» Work instruction: The records that follow need to be printed exactly. Leave out each image.

» Record set:

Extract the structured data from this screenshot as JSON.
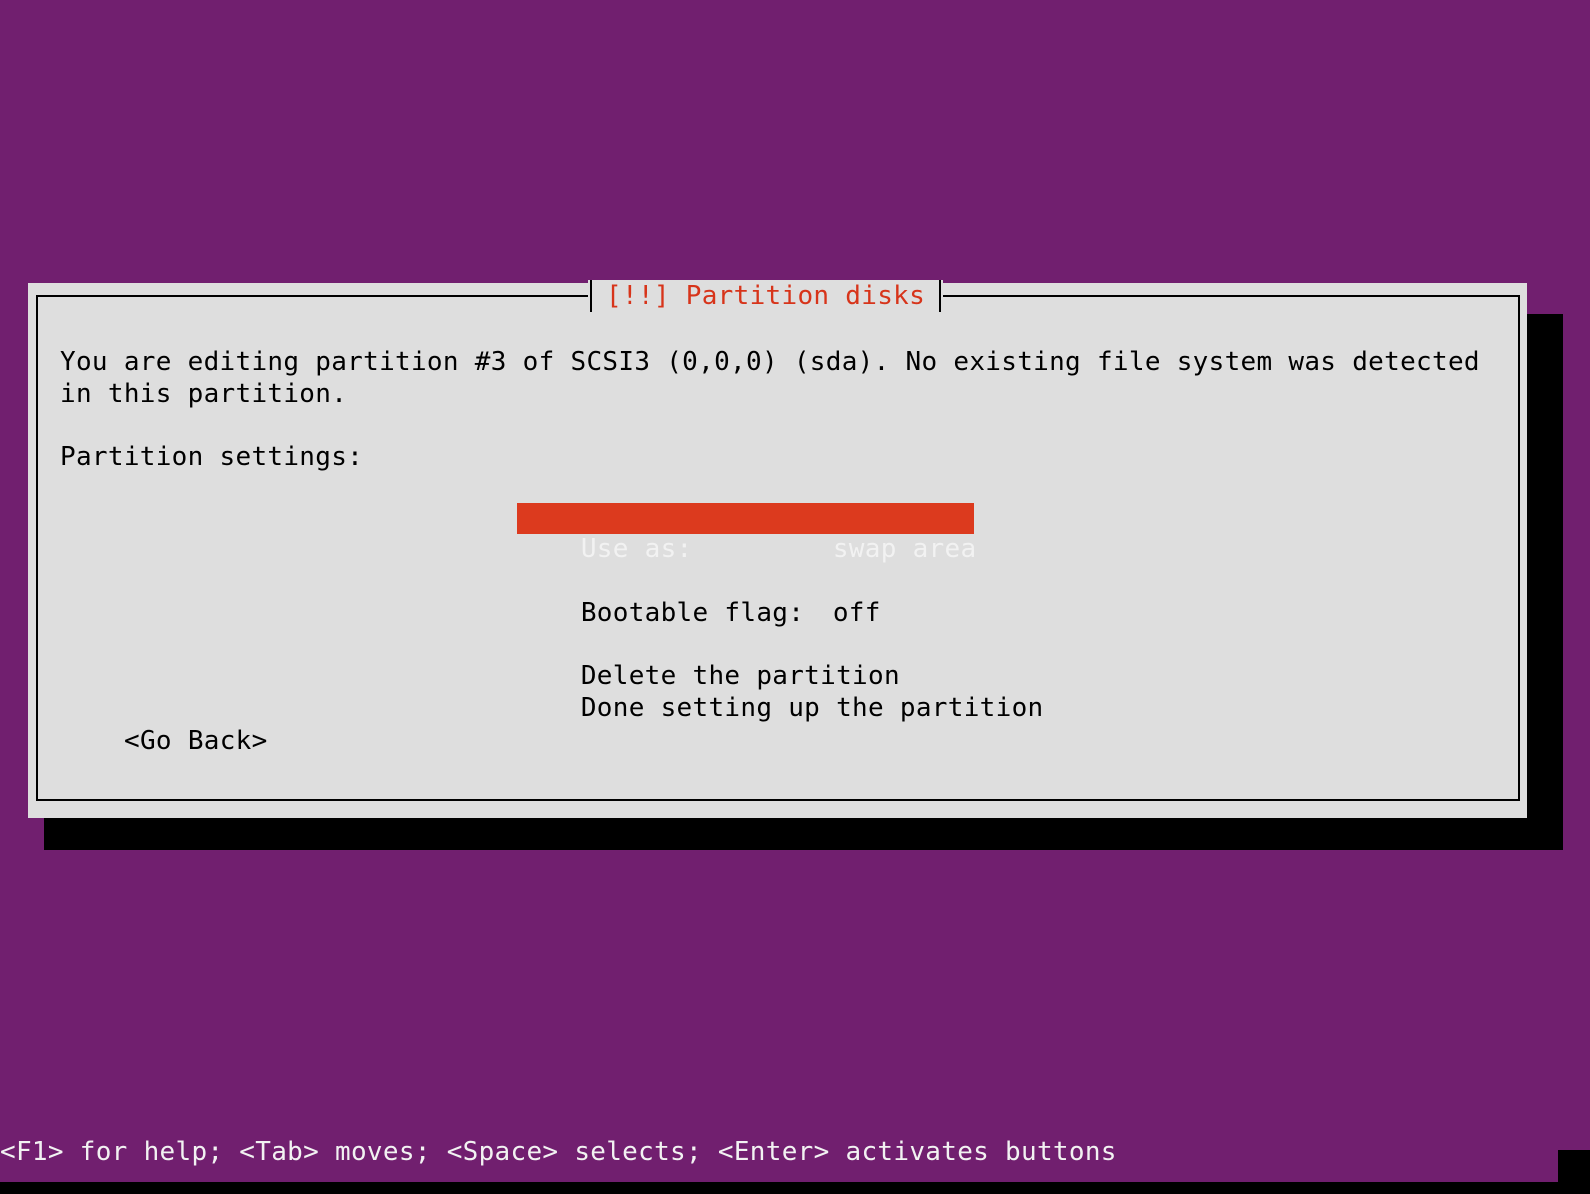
{
  "dialog": {
    "title": "[!!] Partition disks",
    "description_lines": [
      "You are editing partition #3 of SCSI3 (0,0,0) (sda). No existing file system was detected",
      "in this partition."
    ],
    "section_label": "Partition settings:",
    "menu": [
      {
        "label": "Use as:",
        "value": "swap area",
        "selected": true
      },
      {
        "label": "Bootable flag:",
        "value": "off",
        "selected": false
      },
      {
        "label": "Delete the partition",
        "value": "",
        "selected": false
      },
      {
        "label": "Done setting up the partition",
        "value": "",
        "selected": false
      }
    ],
    "go_back_label": "<Go Back>"
  },
  "help_bar": "<F1> for help; <Tab> moves; <Space> selects; <Enter> activates buttons",
  "colors": {
    "background": "#711f6f",
    "dialog": "#dedede",
    "title": "#d7341a",
    "selection": "#dc3a1e"
  }
}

» Written answer:
Extract the structured data from this screenshot as JSON.
{
  "dialog": {
    "title": "[!!] Partition disks",
    "description_lines": [
      "You are editing partition #3 of SCSI3 (0,0,0) (sda). No existing file system was detected",
      "in this partition."
    ],
    "section_label": "Partition settings:",
    "menu": [
      {
        "label": "Use as:",
        "value": "swap area",
        "selected": true
      },
      {
        "label": "Bootable flag:",
        "value": "off",
        "selected": false
      },
      {
        "label": "Delete the partition",
        "value": "",
        "selected": false
      },
      {
        "label": "Done setting up the partition",
        "value": "",
        "selected": false
      }
    ],
    "go_back_label": "<Go Back>"
  },
  "help_bar": "<F1> for help; <Tab> moves; <Space> selects; <Enter> activates buttons",
  "colors": {
    "background": "#711f6f",
    "dialog": "#dedede",
    "title": "#d7341a",
    "selection": "#dc3a1e"
  }
}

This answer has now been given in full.